(Beginning of Study material)
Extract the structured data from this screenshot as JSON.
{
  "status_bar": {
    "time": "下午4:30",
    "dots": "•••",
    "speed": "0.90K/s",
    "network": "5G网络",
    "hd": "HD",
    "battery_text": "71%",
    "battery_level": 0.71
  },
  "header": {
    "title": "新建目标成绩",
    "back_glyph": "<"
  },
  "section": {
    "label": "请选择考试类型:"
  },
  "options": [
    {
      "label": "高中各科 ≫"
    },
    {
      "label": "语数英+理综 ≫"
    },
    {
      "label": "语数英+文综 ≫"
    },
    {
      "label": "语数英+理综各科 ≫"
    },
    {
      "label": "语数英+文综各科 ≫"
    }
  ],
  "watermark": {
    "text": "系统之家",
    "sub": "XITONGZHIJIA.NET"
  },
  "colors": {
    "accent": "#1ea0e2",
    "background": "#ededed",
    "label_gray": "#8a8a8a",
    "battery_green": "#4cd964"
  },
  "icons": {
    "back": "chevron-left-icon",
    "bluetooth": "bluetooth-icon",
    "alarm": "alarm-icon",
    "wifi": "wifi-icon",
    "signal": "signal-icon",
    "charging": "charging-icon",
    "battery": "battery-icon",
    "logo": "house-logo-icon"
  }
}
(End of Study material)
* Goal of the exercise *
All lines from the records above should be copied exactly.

* Task result *
Extract the structured data from this screenshot as JSON.
{
  "status_bar": {
    "time": "下午4:30",
    "dots": "•••",
    "speed": "0.90K/s",
    "network": "5G网络",
    "hd": "HD",
    "battery_text": "71%",
    "battery_level": 0.71
  },
  "header": {
    "title": "新建目标成绩",
    "back_glyph": "<"
  },
  "section": {
    "label": "请选择考试类型:"
  },
  "options": [
    {
      "label": "高中各科 ≫"
    },
    {
      "label": "语数英+理综 ≫"
    },
    {
      "label": "语数英+文综 ≫"
    },
    {
      "label": "语数英+理综各科 ≫"
    },
    {
      "label": "语数英+文综各科 ≫"
    }
  ],
  "watermark": {
    "text": "系统之家",
    "sub": "XITONGZHIJIA.NET"
  },
  "colors": {
    "accent": "#1ea0e2",
    "background": "#ededed",
    "label_gray": "#8a8a8a",
    "battery_green": "#4cd964"
  },
  "icons": {
    "back": "chevron-left-icon",
    "bluetooth": "bluetooth-icon",
    "alarm": "alarm-icon",
    "wifi": "wifi-icon",
    "signal": "signal-icon",
    "charging": "charging-icon",
    "battery": "battery-icon",
    "logo": "house-logo-icon"
  }
}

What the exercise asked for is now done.